He was shown another group. This party was inside a cave. Inside the cave were artifacts. There was what appeared to be garb and clothing still remarkably preserved from the Civil War both Union and Confederate artifacts were identifiable. There were busted up shackles and chains. He saw other relics from a long ago past chronicling of different eras; turn of the century farming equipment, a typewriter of the early 20th Century, GI Helmets circa WWII. He also find more modern relics that seem to have no historic importance especially the bevy of rusted out shopping carts, some perhaps dating to the 1950’s. The most modern were sleeping bags, moldy and no longer used.
He saw a group of hunters using small and simple weapons, mostly knives and bows and arrows approach large game that seem to be suffering from the “ deer in the headlight syndrome “ as the being approached them and made quick and humane kills.
With the exception of the beings themselves most everything was seen in crystal clarity, including Lucas. Lucas was vivid that Clyde believed he was still in his presence once he awoke. Then Lucas spoke. Clyde blinked and wiped his eyes several times but was unable to erase out reality. Lucas was real and with a comic smile looking down upon him, almost face to face.
“They sent me to bring you the rest of the way, Man! You’se having a tough time making it, aren’t you?” Lucas let fly an insane laugh and helped Clyde to his feet. Time for argument and questioning was over. Clyde assumed at this stage of the game, considering all that had transpired; it would be a moot point. He got up and followed the naked and now surprisingly agile Lucas. Following Lucas, surprisingly his only wish at the time was, that Lucas had worn some pants.
A group of the beings, a welcoming party had assembled to greet the new arrivals. As he got closer to the group their features became clearer. They were tall. The adults were at least seven to eight feet tall. They were hairy, some sported shaggy shoulder length manes, others dreadlocks and others sill abundant afros. The need for clothing was obviously a hindrance for these forest dwelling creatures but unlike pasty pale Lucas they did have there own sort of modesty. An extensive hair growth did cloak and cover most of their bodies both the male and females. This gave them the appearance, a potpourri of what Hollywood taught us the Cave men, Neanderthals or even Bigfoot’s and Yetis might resemble.
As he came closer still something remarkable happened. The entirely new image of the creatures he had just been treated to begin to unravel with every step. Now he could only see more the essence of form than form itself.. These ethereal, free flowing and seamless beings advanced effortlessly towards him. Every point on their bodies pulsated with either electrical or light energy cumulating with their whole bodies being covered in a heavenly aura. They spoke to him without opening their mouths. Their words flowed directly into his mind.

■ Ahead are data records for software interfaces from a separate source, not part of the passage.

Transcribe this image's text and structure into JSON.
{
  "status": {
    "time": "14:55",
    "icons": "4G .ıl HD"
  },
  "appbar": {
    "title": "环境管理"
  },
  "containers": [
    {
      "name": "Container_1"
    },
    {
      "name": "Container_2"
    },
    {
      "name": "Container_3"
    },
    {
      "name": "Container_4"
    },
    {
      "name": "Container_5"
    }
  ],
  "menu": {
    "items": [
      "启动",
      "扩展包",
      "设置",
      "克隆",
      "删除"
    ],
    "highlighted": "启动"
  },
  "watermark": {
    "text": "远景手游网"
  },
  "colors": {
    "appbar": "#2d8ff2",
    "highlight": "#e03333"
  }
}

“It’s just a stage prop that we learned to use. Speaking of which, let’s get you and Lucas out of your clothes and stage props and into something a little more comfortable.” He looked and pointed towards the last mud brick. “Our ride will be here soon.”
The End (of the age)